Although the Group looked at a wide range of more or less dubious concessions, every one of them found a section of the business lobby willing to fight for its continuation. The alternative, not seriously considered, is to look at a more fundamental reform of the tax base.
The Group further impairs its argument for reform by failing to fully articulate what distortions a lower tax rate would address beyond the need to compete for mobile international capital. This is a mistake as it leads the Group to dismiss the introduction of an Allowance for Corporate Equity (ACE), which allows firms to deduct an imputed cost of equity from their accounting profits.
An ACE would address two crucial features of the business tax system that require more than cosmetic tax reform.
Firstly, there is a divide between the tax treatment of debt and equity in Australia. While interest is a tax deduction, dividend payments are not directly deductible. The dividend imputation system provides tax relief only for domestic investors. This distorts international investors’ investment decisions, resulting in heavier reliance on debt financing. While the efficiency losses of the tax-induced distortion of the debt-equity ratio are difficult to estimate, they will be high if it leads to more bankruptcies as firms become more vulnerable to adverse shocks.
Secondly, the current tax regime distorts marginal investments. An investment that should be undertaken in the absence of taxes does not go ahead under the current corporate tax regime. An investor needs to secure a post-tax return to compensate for the tax paid on return on equity, which is treated as accounting profit. This leads to lower investment, lower productivity and, in turn, lower wages.
An ACE would address this discriminatory treatment of equity financing and at the same time eliminate the taxation of marginal investments. The introduction of an ACE has the potential to unleash a substantial amount of new investment.
There are other properties of an ACE that might make it particularly relevant for Australia. By construction, an ACE eliminates the taxation of normal returns on equity, while still taxing economic rents. A normal return is the investor’s opportunity cost of capital. Economic rents are returns in excess of the normal return and are usually either firm or location-specific. The former emerge, for example, because of a particular technology, know-how, or entrepreneurship skills. The latter are associated with the business’ location in Australia, such as in the case of mineral resources or oligopolistic industries.
Importantly, an ACE at the existing tax rate would benefit all firms but the benefit would be greater for lower return firms over higher return firms. That is, firms struggling because of the high Australian dollar would benefit more from an ACE than firms that are enjoying high returns. The ultimate question, however, ought to be whether an ACE at the existing rate is likely to deliver more benefits than a lower corporate tax rate (with or without a broader base). The answer to that question will depend on whether location-specific rents are more important than firm-specific rents. Although this question needs to be addressed by quantitative, empirical analysis, a casual look at the Australian economy suggests the prevalence of location-specific rents.

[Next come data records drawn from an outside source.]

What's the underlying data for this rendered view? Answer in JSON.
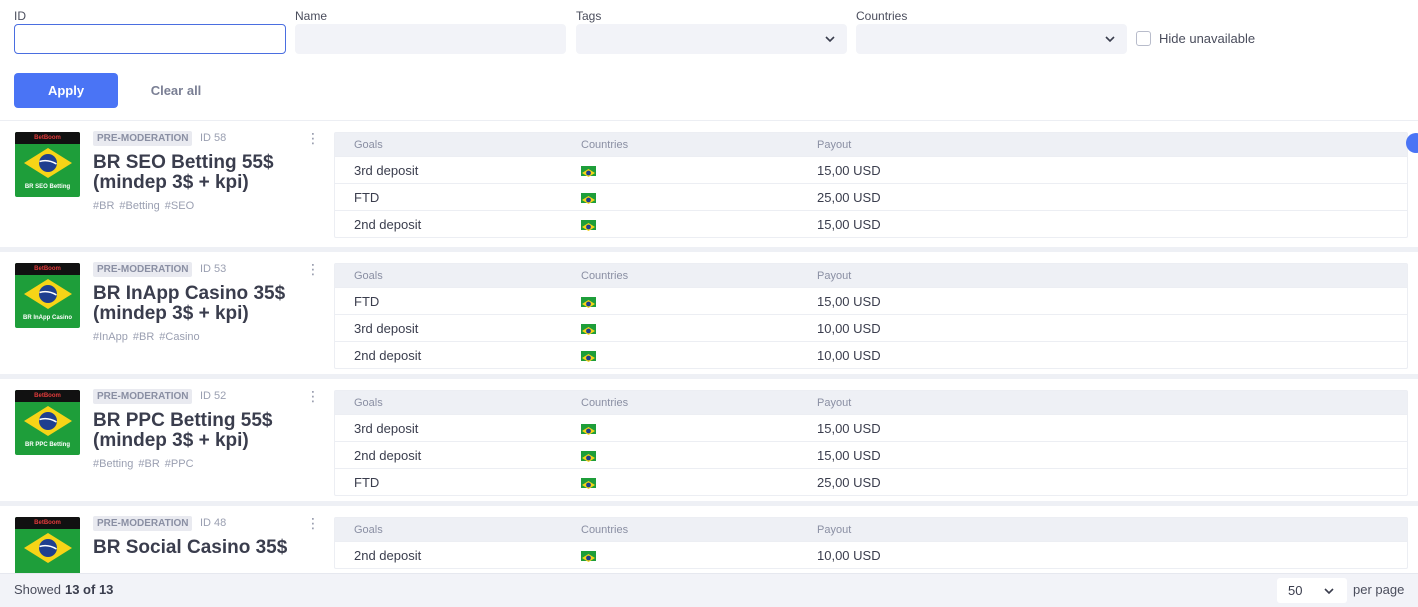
{
  "filters": {
    "id_label": "ID",
    "name_label": "Name",
    "tags_label": "Tags",
    "countries_label": "Countries",
    "hide_unavailable_label": "Hide unavailable",
    "apply_label": "Apply",
    "clear_label": "Clear all"
  },
  "table_headers": {
    "goals": "Goals",
    "countries": "Countries",
    "payout": "Payout"
  },
  "status_label": "PRE-MODERATION",
  "offers": [
    {
      "id": "ID 58",
      "brand": "BetBoom",
      "logo_caption": "BR SEO Betting",
      "title": "BR SEO Betting 55$ (mindep 3$ + kpi)",
      "tags": [
        "#BR",
        "#Betting",
        "#SEO"
      ],
      "goals": [
        {
          "goal": "3rd deposit",
          "payout": "15,00 USD"
        },
        {
          "goal": "FTD",
          "payout": "25,00 USD"
        },
        {
          "goal": "2nd deposit",
          "payout": "15,00 USD"
        }
      ]
    },
    {
      "id": "ID 53",
      "brand": "BetBoom",
      "logo_caption": "BR InApp Casino",
      "title": "BR InApp Casino 35$ (mindep 3$ + kpi)",
      "tags": [
        "#InApp",
        "#BR",
        "#Casino"
      ],
      "goals": [
        {
          "goal": "FTD",
          "payout": "15,00 USD"
        },
        {
          "goal": "3rd deposit",
          "payout": "10,00 USD"
        },
        {
          "goal": "2nd deposit",
          "payout": "10,00 USD"
        }
      ]
    },
    {
      "id": "ID 52",
      "brand": "BetBoom",
      "logo_caption": "BR PPC Betting",
      "title": "BR PPC Betting 55$ (mindep 3$ + kpi)",
      "tags": [
        "#Betting",
        "#BR",
        "#PPC"
      ],
      "goals": [
        {
          "goal": "3rd deposit",
          "payout": "15,00 USD"
        },
        {
          "goal": "2nd deposit",
          "payout": "15,00 USD"
        },
        {
          "goal": "FTD",
          "payout": "25,00 USD"
        }
      ]
    },
    {
      "id": "ID 48",
      "brand": "BetBoom",
      "logo_caption": "",
      "title": "BR Social Casino 35$",
      "tags": [],
      "goals": [
        {
          "goal": "2nd deposit",
          "payout": "10,00 USD"
        }
      ]
    }
  ],
  "footer": {
    "showed_label": "Showed",
    "showed_count": "13 of 13",
    "per_page_value": "50",
    "per_page_label": "per page"
  },
  "colors": {
    "accent": "#4a74f5",
    "flag_green": "#1e9e3a",
    "flag_yellow": "#f7d417",
    "flag_blue": "#1f3f8f"
  }
}
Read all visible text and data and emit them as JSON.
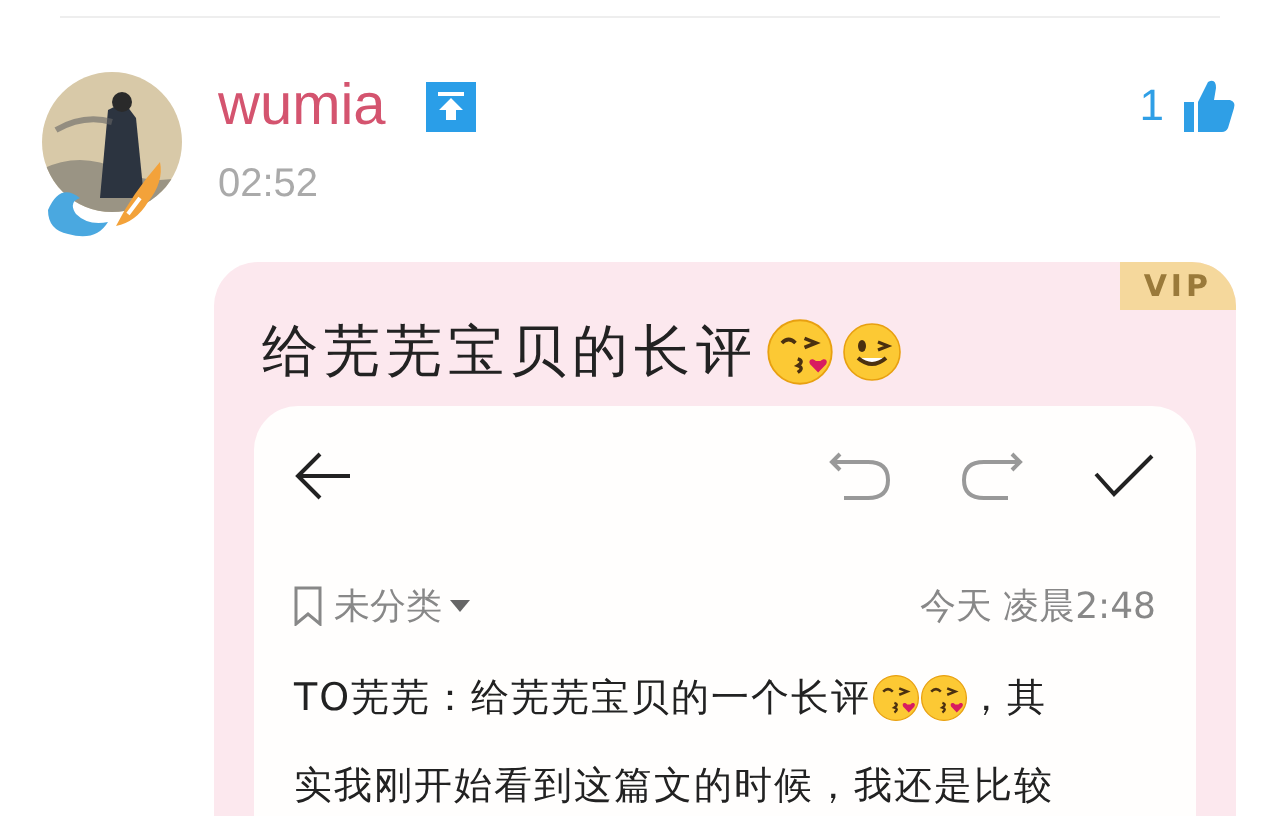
{
  "comment": {
    "username": "wumia",
    "time": "02:52",
    "likes": "1",
    "liked": true
  },
  "post": {
    "badge": "VIP",
    "title": "给芜芜宝贝的长评",
    "note": {
      "category": "未分类",
      "date": "今天 凌晨2:48",
      "body_line1_before": "TO芜芜：给芜芜宝贝的一个长评",
      "body_line1_after": "，其",
      "body_line2": "实我刚开始看到这篇文的时候，我还是比较"
    }
  }
}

Distinguishing between normal returns and rents is essential for tax reform. A tax on normal returns on equity is immediately passed on to more immobile factors such as labour. Whether rents are firm or location specific determines if a tax on economic rents is passed on to more immobile factors. Whereas taxes on location-specific rents are borne by and large by the firms, taxes on firm-specific rents create the incentives for these firms to locate at lower rate jurisdictions. These incentives already exist under the current regime and an ACE at the existing tax rate would mitigate them. Indeed, this provides a strong argument against raising the tax rate to finance the introduction of an ACE. Instead, an ACE could be financed from future tax revenue created by the positive impact of its introduction on investment, productivity and long-run growth. It is disappointing that the Group has chosen not to seek to model the impact of an ACE in the economy.